>
>
> Also, teams are not making the same commitment to story points as
they are to Sprint backlog estimates. Often story points are
estimated with a larger group. Commitment comes when the sprint
backlog is created by breaking down the stories into tasks and
estimating the hours there. Note that at this point, the story points
are not used in estimating the sprint backlog.
>
>
>
> I agree with Malcolm. We've been through several large projects
with it. It works. Trying it out will generate much more value than
a huge debate here.
>
>
> Clint
>
>
>
> -----Original Message-----
> From: scrumdevelopment@yahoogroups.com
[mailto:scrumdevelopment@yahoogroups.com] On Behalf Of Roy Morien
> Sent: Thursday, September 27, 2007 11:12 AM
> To: scrumdevelopment@yahoogroups.com
> Subject: RE: [scrumdevelopment] Why points are lame...
>
>
>
> I would like something a little more convincing than a story about
two piles of gravel. I have always thought why use an analogy, when
the real situation will do :)
>
> But let's follow that up anyway. Ok, each pile of gravel is exactly
the same. But the teams know that, on the one hand, they have a
front-end loader, and on the other hand just shovels and muscles. So
would each team, ceterus paribus, still give each pile of gravel (or
the removal task), exactly the same number of story points. One team
knows that it will be a quick and easy job (note ... time and
complexity) and the other team knows that it will be a slow, dirty and
hard job. So again, would each team estimate the same number of story
points? Personally, I think if they did, it would be denying the
reality of their situations, and ignoring the tools and circumstances
available to them.
>
> Regards,
> Roy Morien
>
>
>
> ________________________________
>
> To: scrumdevelopment@yahoogroups.com
> From: ckeith@...
> Date: Thu, 27 Sep 2007 10:35:02 -0700
> Subject: RE: [scrumdevelopment] Why points are lame...
>
> Ø A teams velocity tends to level out over time.
>
>
>
> (To the original thread poster)
>
> While I agree that the velocity becomes more predictable over time,
the continual push to increase the velocity from the team through
retrospectives and improved practices still creates value in

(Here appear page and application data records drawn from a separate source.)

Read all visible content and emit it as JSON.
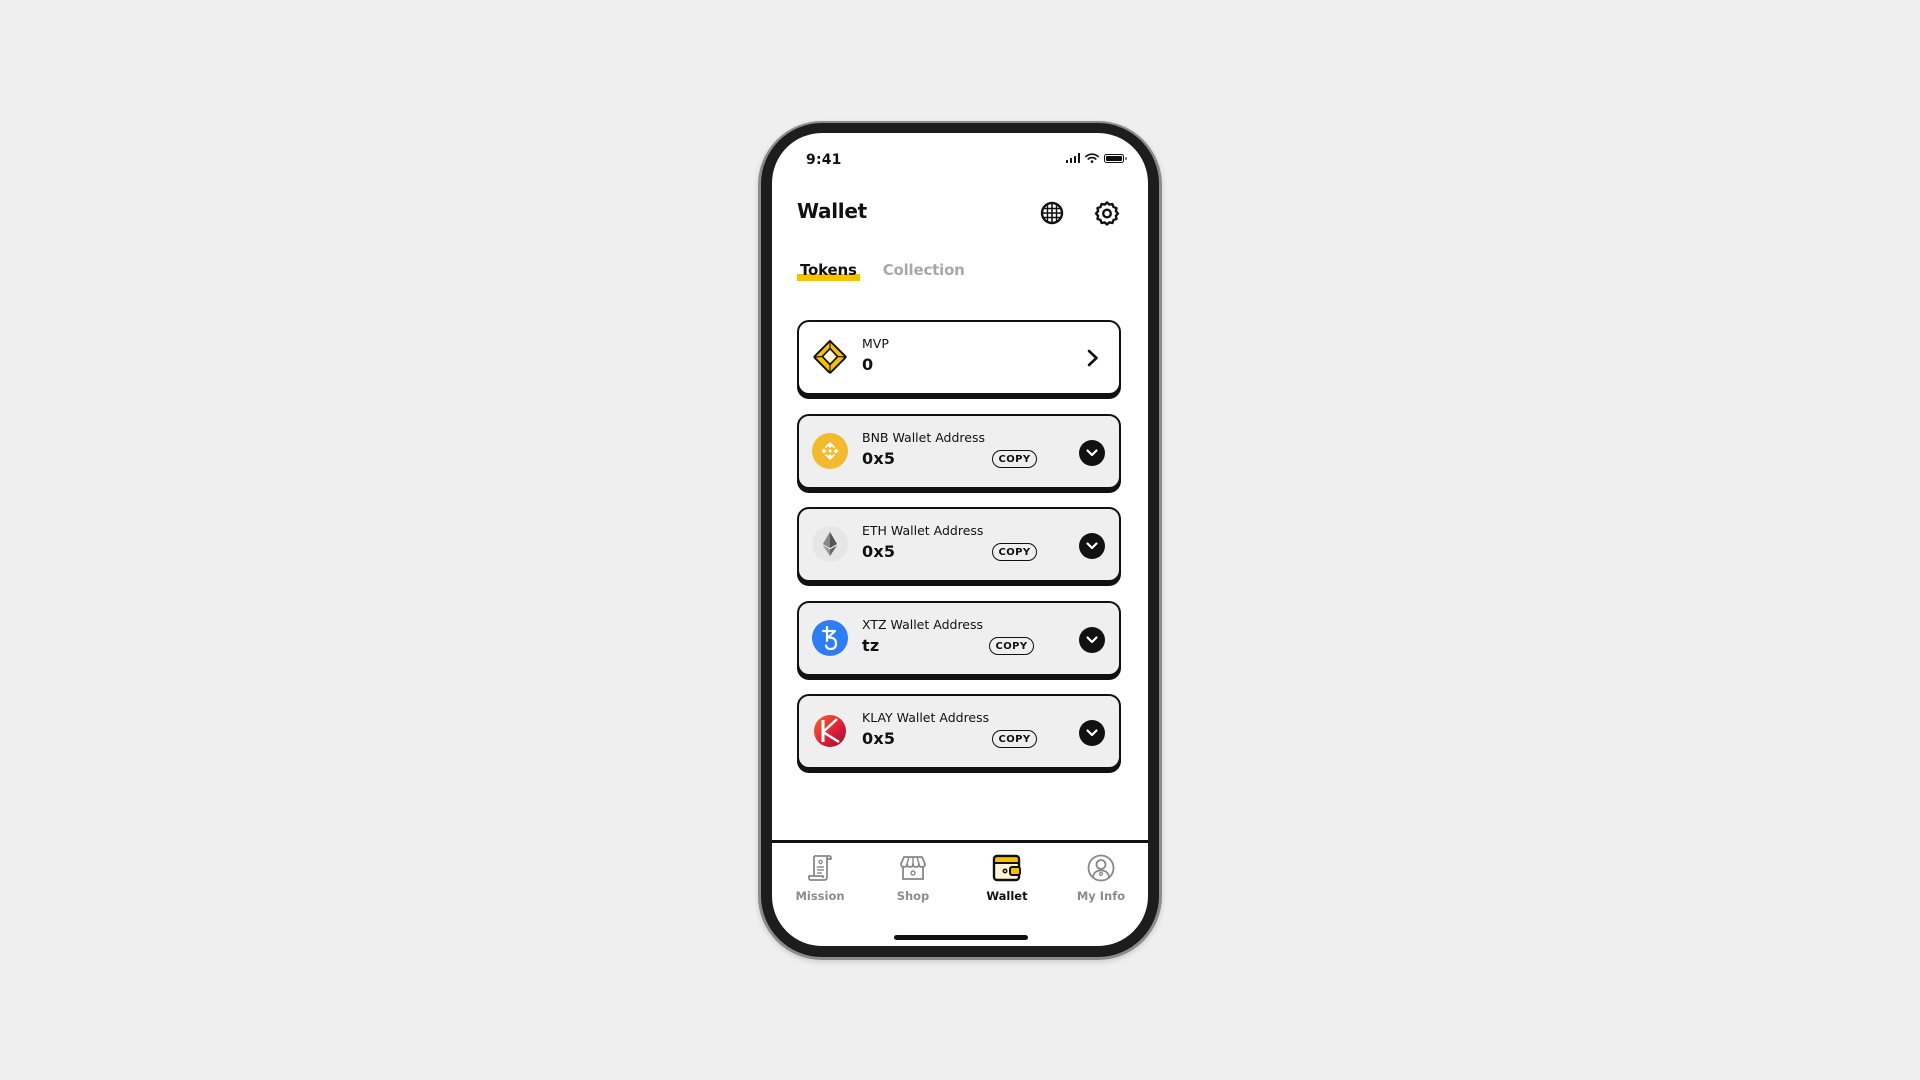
{
  "status_bar": {
    "time": "9:41"
  },
  "header": {
    "title": "Wallet",
    "icons": [
      "globe-icon",
      "gear-icon"
    ]
  },
  "tabs": [
    {
      "label": "Tokens",
      "active": true
    },
    {
      "label": "Collection",
      "active": false
    }
  ],
  "cards": [
    {
      "name": "mvp",
      "icon": "mvp-token-icon",
      "label": "MVP",
      "value": "0",
      "action": "chevron-right"
    },
    {
      "name": "bnb",
      "icon": "bnb-icon",
      "label": "BNB Wallet Address",
      "value": "0x5",
      "copy_label": "COPY",
      "action": "expand"
    },
    {
      "name": "eth",
      "icon": "eth-icon",
      "label": "ETH Wallet Address",
      "value": "0x5",
      "copy_label": "COPY",
      "action": "expand"
    },
    {
      "name": "xtz",
      "icon": "tezos-icon",
      "label": "XTZ Wallet Address",
      "value": "tz",
      "copy_label": "COPY",
      "action": "expand"
    },
    {
      "name": "klay",
      "icon": "klaytn-icon",
      "label": "KLAY Wallet Address",
      "value": "0x5",
      "copy_label": "COPY",
      "action": "expand"
    }
  ],
  "bottom_nav": [
    {
      "label": "Mission",
      "icon": "scroll-icon",
      "active": false
    },
    {
      "label": "Shop",
      "icon": "shop-icon",
      "active": false
    },
    {
      "label": "Wallet",
      "icon": "wallet-icon",
      "active": true
    },
    {
      "label": "My Info",
      "icon": "user-icon",
      "active": false
    }
  ],
  "colors": {
    "accent": "#f5c200",
    "bnb": "#f3ba2f",
    "tezos": "#2c7df7",
    "klay": "#e0203a",
    "inactive": "#8c8c8c",
    "background": "#efefef"
  }
}
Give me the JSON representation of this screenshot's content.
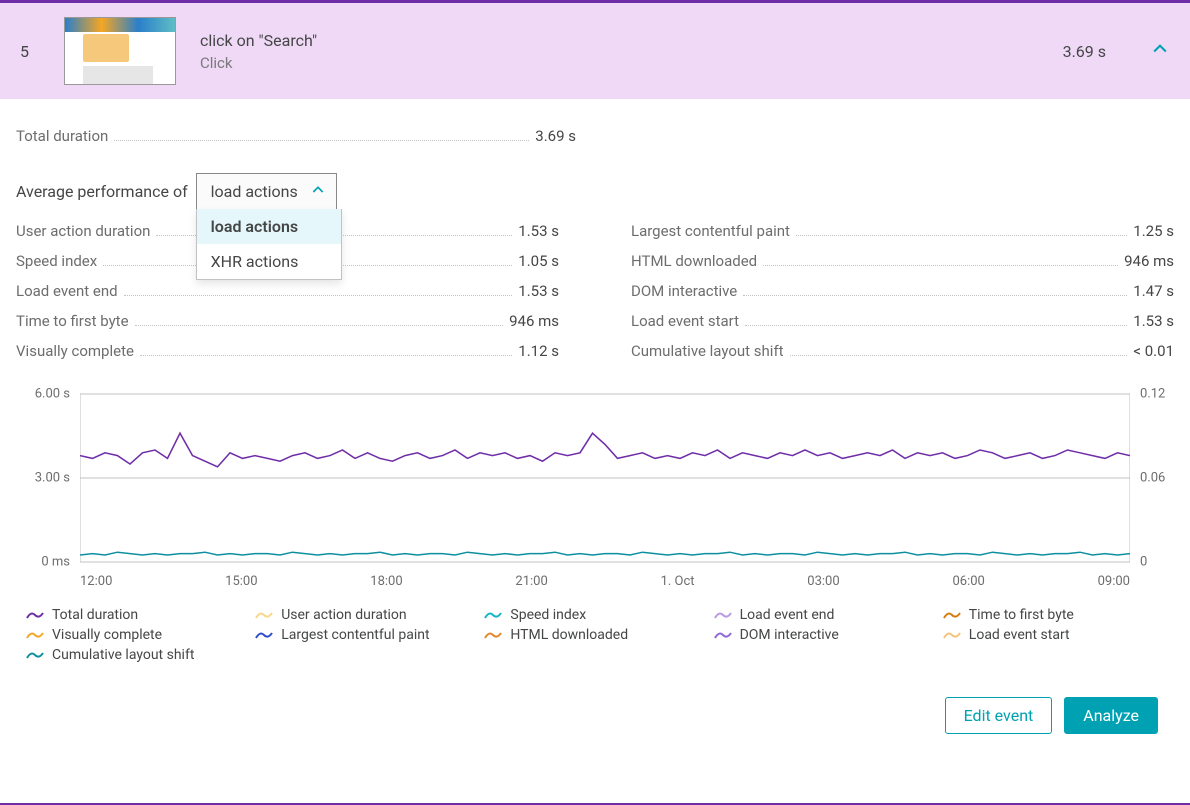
{
  "header": {
    "index": "5",
    "title": "click on \"Search\"",
    "subtitle": "Click",
    "time": "3.69 s"
  },
  "total": {
    "label": "Total duration",
    "value": "3.69 s"
  },
  "avg_label": "Average performance of",
  "dropdown": {
    "selected": "load actions",
    "options": [
      "load actions",
      "XHR actions"
    ]
  },
  "metrics_left": [
    {
      "label": "User action duration",
      "value": "1.53 s"
    },
    {
      "label": "Speed index",
      "value": "1.05 s"
    },
    {
      "label": "Load event end",
      "value": "1.53 s"
    },
    {
      "label": "Time to first byte",
      "value": "946 ms"
    },
    {
      "label": "Visually complete",
      "value": "1.12 s"
    }
  ],
  "metrics_right": [
    {
      "label": "Largest contentful paint",
      "value": "1.25 s"
    },
    {
      "label": "HTML downloaded",
      "value": "946 ms"
    },
    {
      "label": "DOM interactive",
      "value": "1.47 s"
    },
    {
      "label": "Load event start",
      "value": "1.53 s"
    },
    {
      "label": "Cumulative layout shift",
      "value": "< 0.01"
    }
  ],
  "legend": [
    {
      "name": "Total duration",
      "color": "#6f2da8"
    },
    {
      "name": "User action duration",
      "color": "#f9d68a"
    },
    {
      "name": "Speed index",
      "color": "#14b5c7"
    },
    {
      "name": "Load event end",
      "color": "#b99ae3"
    },
    {
      "name": "Time to first byte",
      "color": "#d97a0e"
    },
    {
      "name": "Visually complete",
      "color": "#f5a623"
    },
    {
      "name": "Largest contentful paint",
      "color": "#2e4fc9"
    },
    {
      "name": "HTML downloaded",
      "color": "#e6862a"
    },
    {
      "name": "DOM interactive",
      "color": "#8f67d8"
    },
    {
      "name": "Load event start",
      "color": "#f3c47a"
    },
    {
      "name": "Cumulative layout shift",
      "color": "#0e8fa0"
    }
  ],
  "buttons": {
    "edit": "Edit event",
    "analyze": "Analyze"
  },
  "chart_data": {
    "type": "line",
    "x_ticks": [
      "12:00",
      "15:00",
      "18:00",
      "21:00",
      "1. Oct",
      "03:00",
      "06:00",
      "09:00"
    ],
    "y_left": {
      "max": 6.0,
      "ticks": [
        "6.00 s",
        "3.00 s",
        "0 ms"
      ]
    },
    "y_right": {
      "max": 0.12,
      "ticks": [
        "0.12",
        "0.06",
        "0"
      ]
    },
    "series": [
      {
        "name": "Total duration",
        "color": "#6f2da8",
        "values": [
          3.8,
          3.7,
          3.9,
          3.8,
          3.5,
          3.9,
          4.0,
          3.7,
          4.6,
          3.8,
          3.6,
          3.4,
          3.9,
          3.7,
          3.8,
          3.7,
          3.6,
          3.8,
          3.9,
          3.7,
          3.8,
          4.0,
          3.7,
          3.9,
          3.7,
          3.6,
          3.8,
          3.9,
          3.7,
          3.8,
          4.0,
          3.7,
          3.9,
          3.8,
          3.9,
          3.7,
          3.8,
          3.6,
          3.9,
          3.8,
          3.9,
          4.6,
          4.2,
          3.7,
          3.8,
          3.9,
          3.7,
          3.8,
          3.7,
          3.9,
          3.8,
          4.0,
          3.7,
          3.9,
          3.8,
          3.7,
          3.9,
          3.8,
          4.0,
          3.8,
          3.9,
          3.7,
          3.8,
          3.9,
          3.8,
          4.0,
          3.7,
          3.9,
          3.8,
          3.9,
          3.7,
          3.8,
          4.0,
          3.9,
          3.7,
          3.8,
          3.9,
          3.7,
          3.8,
          4.0,
          3.9,
          3.8,
          3.7,
          3.9,
          3.8
        ]
      },
      {
        "name": "Cumulative layout shift",
        "color": "#0e8fa0",
        "values": [
          0.005,
          0.006,
          0.005,
          0.007,
          0.006,
          0.005,
          0.006,
          0.005,
          0.006,
          0.006,
          0.007,
          0.005,
          0.006,
          0.005,
          0.006,
          0.006,
          0.005,
          0.007,
          0.006,
          0.005,
          0.006,
          0.005,
          0.006,
          0.006,
          0.007,
          0.005,
          0.006,
          0.005,
          0.006,
          0.006,
          0.005,
          0.007,
          0.006,
          0.005,
          0.006,
          0.005,
          0.006,
          0.006,
          0.007,
          0.005,
          0.006,
          0.005,
          0.006,
          0.006,
          0.005,
          0.007,
          0.006,
          0.005,
          0.006,
          0.005,
          0.006,
          0.006,
          0.007,
          0.005,
          0.006,
          0.005,
          0.006,
          0.006,
          0.005,
          0.007,
          0.006,
          0.005,
          0.006,
          0.005,
          0.006,
          0.006,
          0.007,
          0.005,
          0.006,
          0.005,
          0.006,
          0.006,
          0.005,
          0.007,
          0.006,
          0.005,
          0.006,
          0.005,
          0.006,
          0.006,
          0.007,
          0.005,
          0.006,
          0.005,
          0.006
        ]
      }
    ]
  }
}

separating points from duration in estimation.
>
>
>
> Additionally, the value of points in complexity, separated from
duration, is valuable when you have multiple teams drawing from the

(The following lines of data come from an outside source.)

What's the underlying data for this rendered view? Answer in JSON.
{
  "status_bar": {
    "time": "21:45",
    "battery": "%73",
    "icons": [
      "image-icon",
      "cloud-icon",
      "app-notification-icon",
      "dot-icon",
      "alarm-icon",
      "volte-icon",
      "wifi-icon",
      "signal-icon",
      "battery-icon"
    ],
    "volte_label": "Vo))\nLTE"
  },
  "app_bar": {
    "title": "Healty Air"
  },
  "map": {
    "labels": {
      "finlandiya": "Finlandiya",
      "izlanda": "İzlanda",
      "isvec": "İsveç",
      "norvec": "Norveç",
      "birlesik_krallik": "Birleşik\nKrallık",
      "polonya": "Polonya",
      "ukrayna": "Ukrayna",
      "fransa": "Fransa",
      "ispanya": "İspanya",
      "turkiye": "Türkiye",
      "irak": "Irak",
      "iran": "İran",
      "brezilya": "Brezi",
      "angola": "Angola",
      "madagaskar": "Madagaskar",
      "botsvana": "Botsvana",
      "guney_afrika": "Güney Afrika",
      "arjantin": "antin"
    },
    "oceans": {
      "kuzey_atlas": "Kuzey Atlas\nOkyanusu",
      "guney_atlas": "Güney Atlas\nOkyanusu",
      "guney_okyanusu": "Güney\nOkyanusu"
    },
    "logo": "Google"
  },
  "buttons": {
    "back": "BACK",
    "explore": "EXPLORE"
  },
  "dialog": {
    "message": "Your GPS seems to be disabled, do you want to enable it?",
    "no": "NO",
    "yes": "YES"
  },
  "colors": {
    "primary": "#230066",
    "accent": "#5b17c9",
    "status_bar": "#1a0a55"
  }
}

same backlog. One analogy used is that you might have two piles of
gravel that have to be moved by a team. One team has shovels and the

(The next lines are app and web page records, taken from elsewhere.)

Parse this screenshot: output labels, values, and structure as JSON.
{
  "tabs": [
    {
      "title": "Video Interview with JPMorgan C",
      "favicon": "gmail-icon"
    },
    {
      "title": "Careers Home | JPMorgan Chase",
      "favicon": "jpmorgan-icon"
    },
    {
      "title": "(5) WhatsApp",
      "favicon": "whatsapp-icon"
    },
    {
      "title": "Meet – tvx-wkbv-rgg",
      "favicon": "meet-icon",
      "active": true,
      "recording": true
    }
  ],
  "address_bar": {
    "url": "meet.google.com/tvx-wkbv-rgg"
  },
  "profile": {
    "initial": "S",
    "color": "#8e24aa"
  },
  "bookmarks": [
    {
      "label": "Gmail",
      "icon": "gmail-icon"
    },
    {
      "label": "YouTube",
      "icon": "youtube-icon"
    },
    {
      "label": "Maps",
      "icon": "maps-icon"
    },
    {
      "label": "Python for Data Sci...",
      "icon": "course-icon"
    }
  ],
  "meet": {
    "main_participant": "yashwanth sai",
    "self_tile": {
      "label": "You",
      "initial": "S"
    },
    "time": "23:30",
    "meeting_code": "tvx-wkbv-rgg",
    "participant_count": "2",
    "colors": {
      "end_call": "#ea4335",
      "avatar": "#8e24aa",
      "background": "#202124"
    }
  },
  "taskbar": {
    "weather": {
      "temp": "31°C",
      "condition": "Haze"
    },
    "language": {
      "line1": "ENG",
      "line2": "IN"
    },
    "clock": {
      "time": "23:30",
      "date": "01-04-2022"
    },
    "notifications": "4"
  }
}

other a front loader. I doubt both teams would have the same duration.
>
>
>
> Apologies to Mike Cohn for abusing his analogy. ;)
>
>
>
> Clint
>
>
>
> -----Original Message-----
> From: scrumdevelopment@yahoogroups.com
[mailto:scrumdevelopment@yahoogroups.com] On Behalf Of Malcolm Anderson
> Sent: Thursday, September 27, 2007 12:31 AM
> To: scrumdevelopment@yahoogroups.com
> Subject: Re: [scrumdevelopment] Why points are lame...
>
>
>
> I disagree, it *does* all comes down to duration.
>
> Story points do evolve into a useful measure of complexity over time.
> A teams velocity tends to level out over time.
>
> Once you have an idea of how big your project is (total number of
> story points) and how fast you're going (current stable velocity) you
> have a pretty good measure of when you're going to be done, provided
> nothing big changes.
>
> And if something big changes, management is responsible for choosing to
> A) cut features
> B) extend the dead line
> C) kill the project
>
> Story points allow management to honestly evaluate the cost of a given
> requirements change, or the cost of missing a requirements change.
>
> It also prevents them from demanding that 9 women produce a baby in
1 month.
>
> In my book this counts as is a good thing.
>
> Malcolm
>
> On 9/26/07, Nicholas Cancelliere <nickaustin74@...> wrote:
>
> > You're missing the point about story points. It's not about
> >
> >
> > Your example would be more accurate if that second conversation was:
> >
> >
> > SM - "our backlog is 200 hours, based on our current estimates.
Our last sprint we did 50 hours, and so I guess that'll be 4 sprints
of work - assuming nothing changes with the team."
> >
> >
> >
> > PO - "but don't you guys get better the longer you do this stuff
and get more comfortable with the project? maybe we should revisit the
estimates."
> >
>
>
>
>
>
> ________________________________
>